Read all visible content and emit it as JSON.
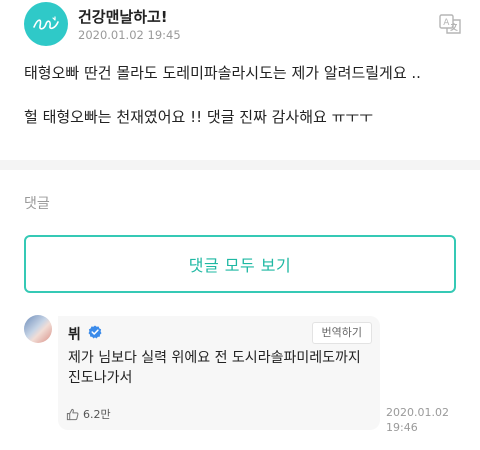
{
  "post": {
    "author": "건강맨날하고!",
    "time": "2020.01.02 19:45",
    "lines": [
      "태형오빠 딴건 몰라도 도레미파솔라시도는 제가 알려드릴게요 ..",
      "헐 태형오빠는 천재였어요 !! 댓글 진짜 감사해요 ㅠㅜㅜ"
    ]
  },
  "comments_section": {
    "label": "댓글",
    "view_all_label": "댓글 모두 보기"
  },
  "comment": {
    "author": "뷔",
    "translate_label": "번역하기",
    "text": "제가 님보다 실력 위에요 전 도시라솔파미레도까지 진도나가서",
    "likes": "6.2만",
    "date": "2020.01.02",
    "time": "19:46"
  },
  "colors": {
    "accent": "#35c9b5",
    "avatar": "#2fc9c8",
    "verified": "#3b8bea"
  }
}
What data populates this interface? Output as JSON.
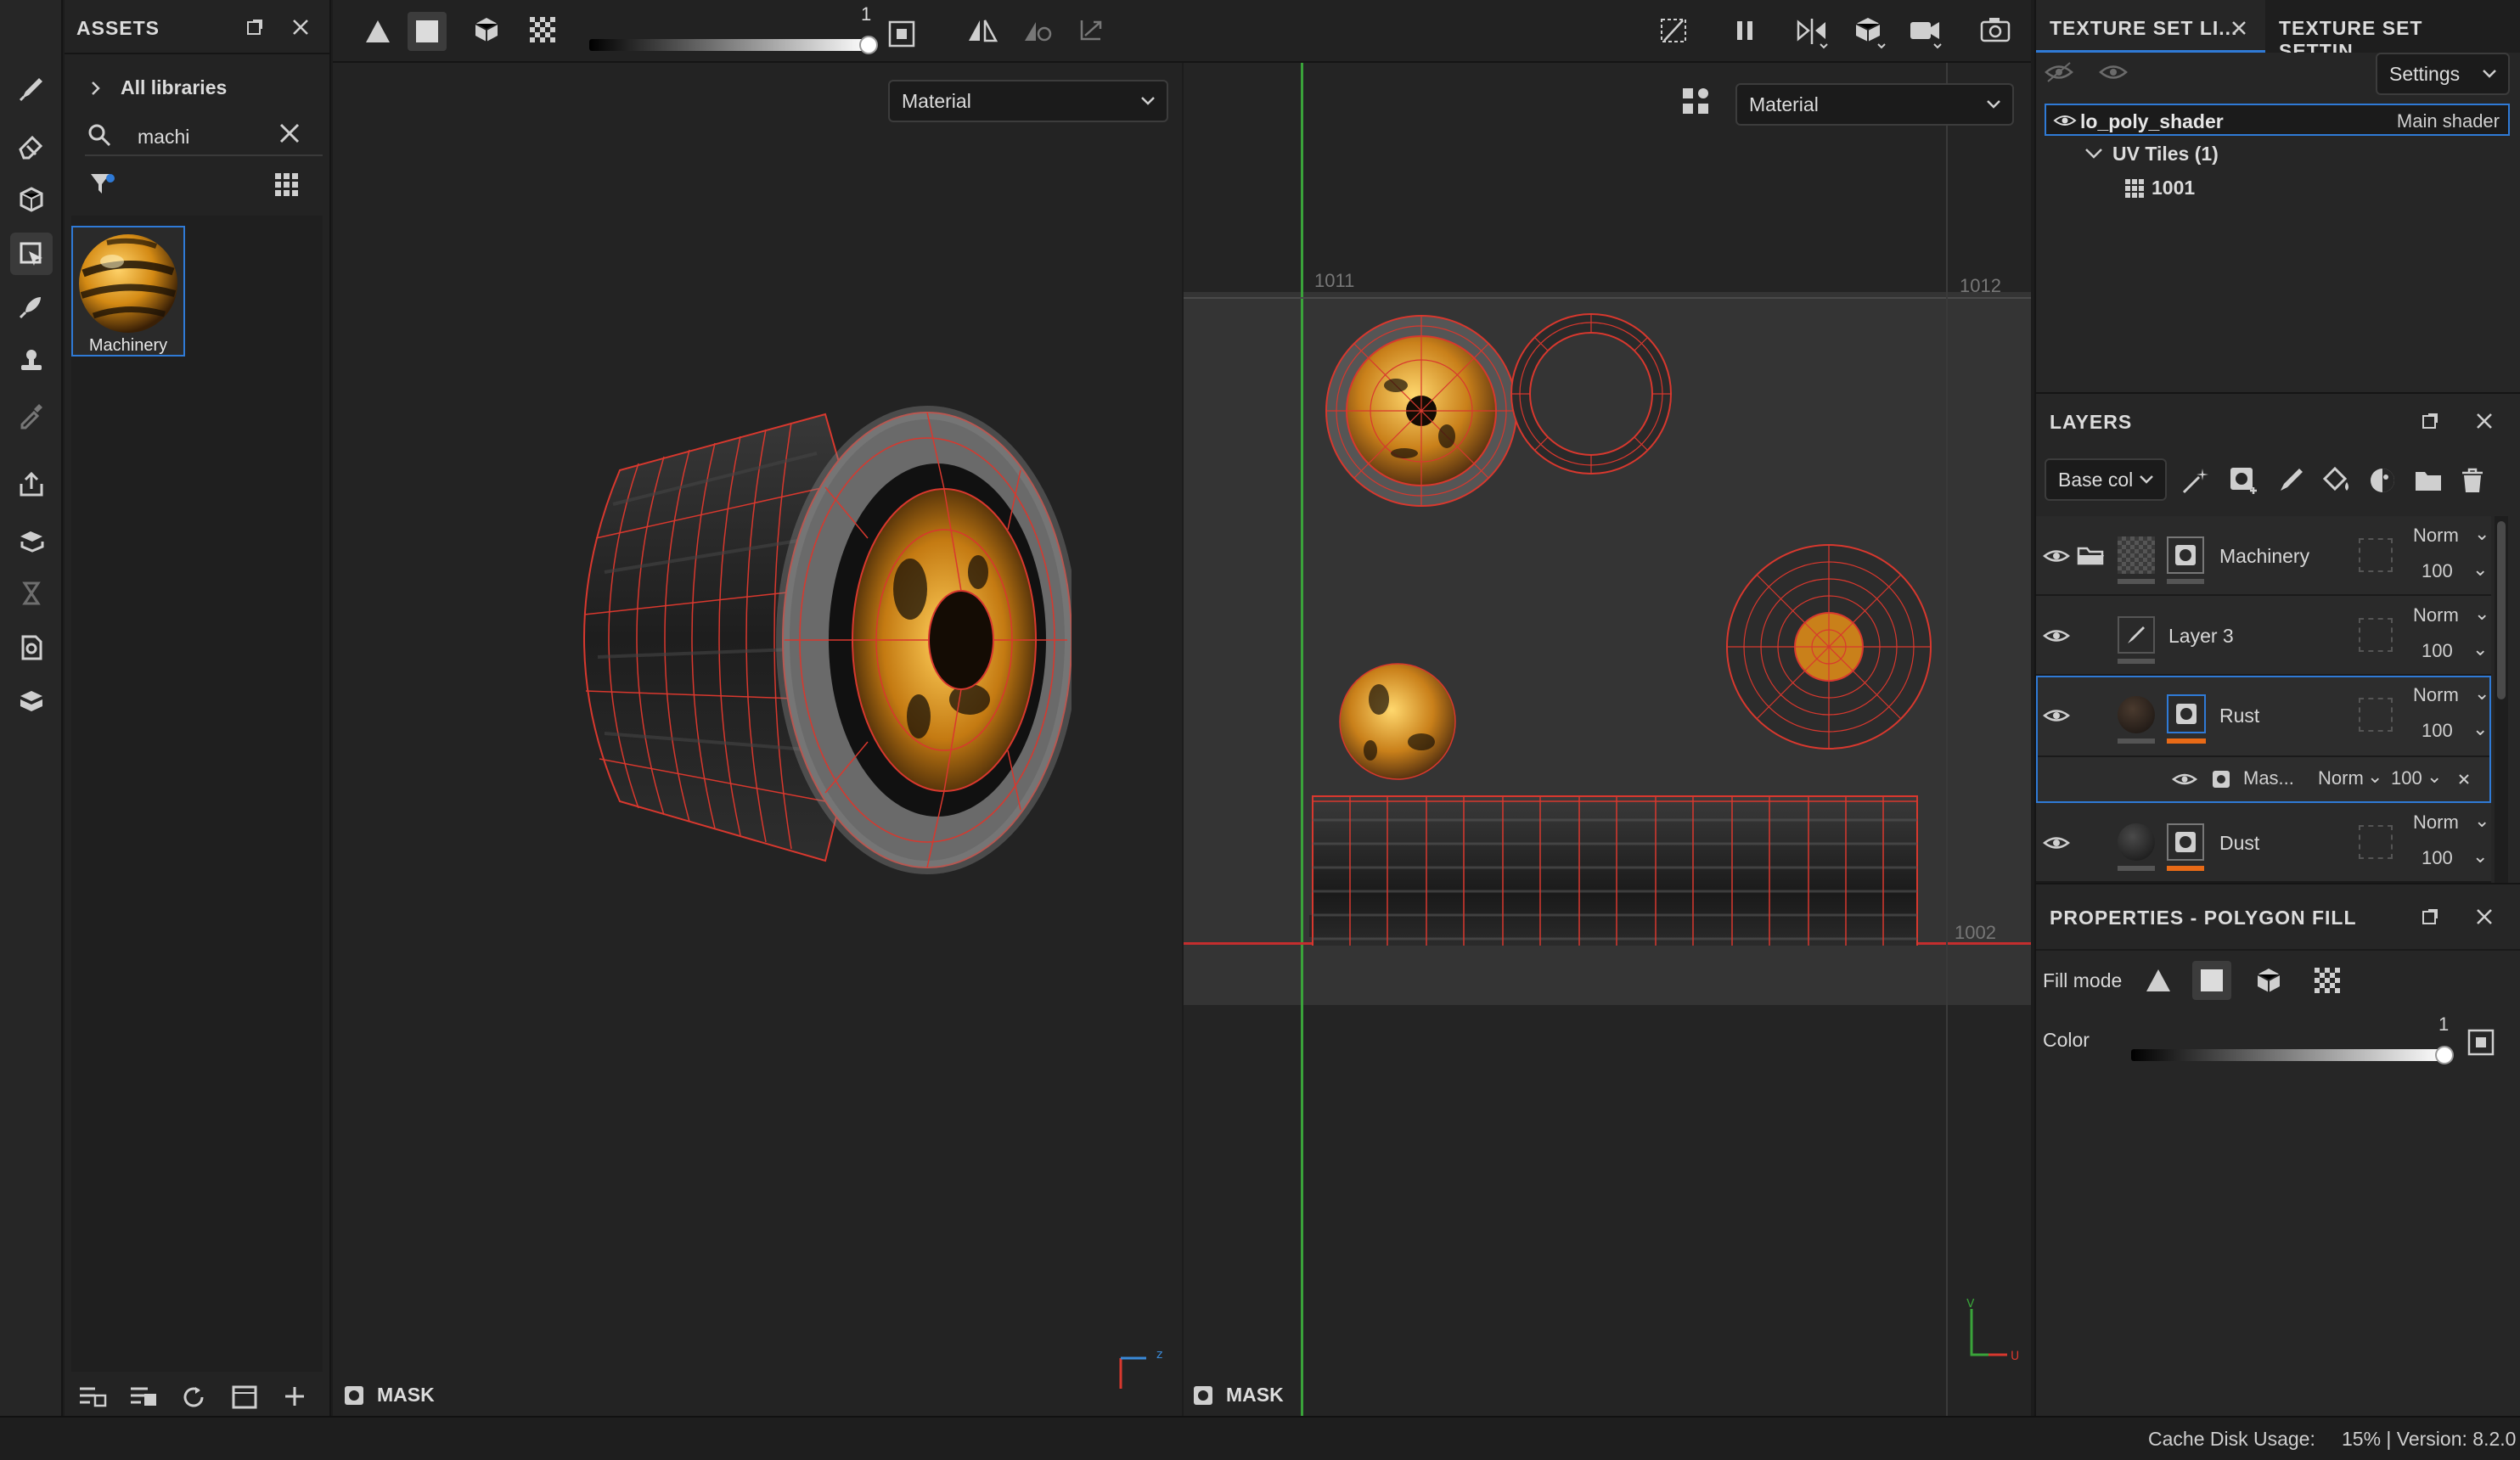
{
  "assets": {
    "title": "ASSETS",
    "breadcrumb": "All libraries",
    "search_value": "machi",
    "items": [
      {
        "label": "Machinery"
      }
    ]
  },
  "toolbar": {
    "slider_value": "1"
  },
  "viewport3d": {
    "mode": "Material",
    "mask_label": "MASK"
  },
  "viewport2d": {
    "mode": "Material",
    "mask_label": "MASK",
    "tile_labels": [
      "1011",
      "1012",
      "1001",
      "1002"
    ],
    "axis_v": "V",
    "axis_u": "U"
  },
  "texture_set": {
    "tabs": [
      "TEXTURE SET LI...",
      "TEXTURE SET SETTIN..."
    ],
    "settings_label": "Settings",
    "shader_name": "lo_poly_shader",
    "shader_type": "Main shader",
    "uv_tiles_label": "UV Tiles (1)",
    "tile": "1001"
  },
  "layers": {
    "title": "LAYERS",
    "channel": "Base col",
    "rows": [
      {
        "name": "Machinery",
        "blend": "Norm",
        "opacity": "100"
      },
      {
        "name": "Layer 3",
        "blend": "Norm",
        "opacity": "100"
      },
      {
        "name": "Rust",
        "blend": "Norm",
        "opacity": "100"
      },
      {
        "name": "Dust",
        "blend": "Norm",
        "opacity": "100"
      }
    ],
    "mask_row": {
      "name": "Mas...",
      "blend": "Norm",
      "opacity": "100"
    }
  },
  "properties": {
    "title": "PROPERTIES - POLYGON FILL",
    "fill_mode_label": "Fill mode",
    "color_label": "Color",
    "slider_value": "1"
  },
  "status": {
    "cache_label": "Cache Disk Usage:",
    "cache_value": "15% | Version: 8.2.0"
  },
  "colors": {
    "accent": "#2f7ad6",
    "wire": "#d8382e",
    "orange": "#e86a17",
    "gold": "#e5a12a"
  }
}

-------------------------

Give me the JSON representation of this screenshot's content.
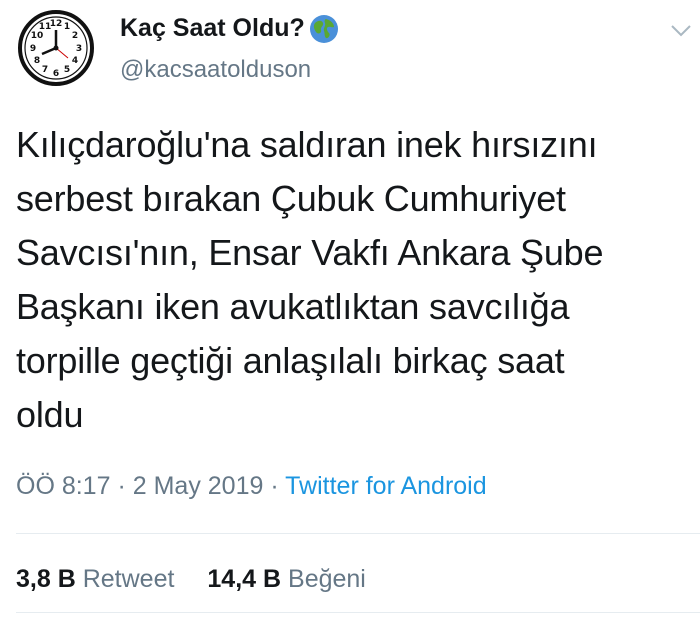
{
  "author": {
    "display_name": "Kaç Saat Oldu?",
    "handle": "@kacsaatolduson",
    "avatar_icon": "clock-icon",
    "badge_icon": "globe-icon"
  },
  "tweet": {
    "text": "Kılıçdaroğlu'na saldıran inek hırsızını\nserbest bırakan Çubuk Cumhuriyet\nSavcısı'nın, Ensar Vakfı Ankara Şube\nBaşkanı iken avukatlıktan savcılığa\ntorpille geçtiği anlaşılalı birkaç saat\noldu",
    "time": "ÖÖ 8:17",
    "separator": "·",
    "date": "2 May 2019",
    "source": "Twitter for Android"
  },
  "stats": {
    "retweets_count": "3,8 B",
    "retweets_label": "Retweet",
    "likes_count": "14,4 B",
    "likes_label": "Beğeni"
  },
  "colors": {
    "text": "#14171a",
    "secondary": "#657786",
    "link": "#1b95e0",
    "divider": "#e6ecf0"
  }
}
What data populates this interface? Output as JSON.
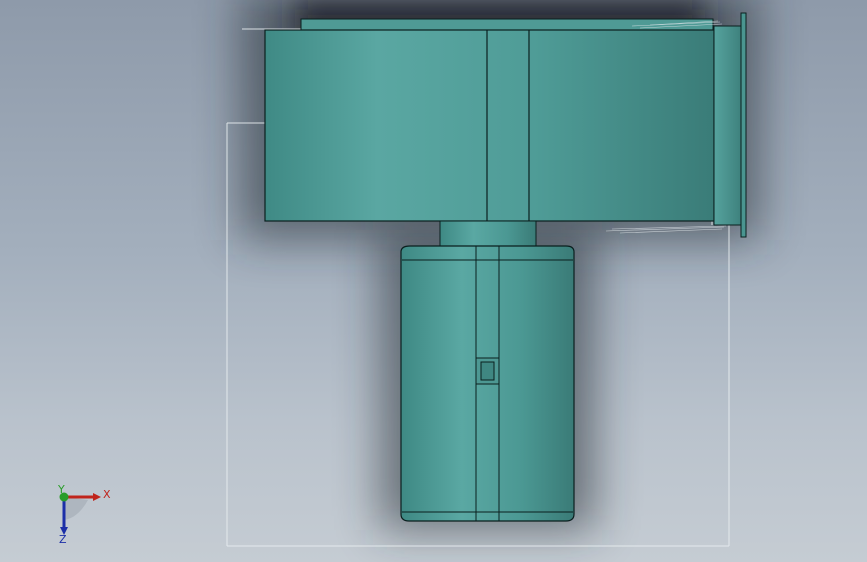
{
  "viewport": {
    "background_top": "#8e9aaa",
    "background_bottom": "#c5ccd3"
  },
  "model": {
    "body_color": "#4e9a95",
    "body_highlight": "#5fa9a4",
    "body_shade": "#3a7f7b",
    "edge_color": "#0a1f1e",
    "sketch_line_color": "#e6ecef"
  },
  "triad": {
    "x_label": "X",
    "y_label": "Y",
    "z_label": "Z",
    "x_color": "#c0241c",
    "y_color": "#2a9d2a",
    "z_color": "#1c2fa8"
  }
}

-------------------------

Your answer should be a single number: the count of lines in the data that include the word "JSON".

Output below: 4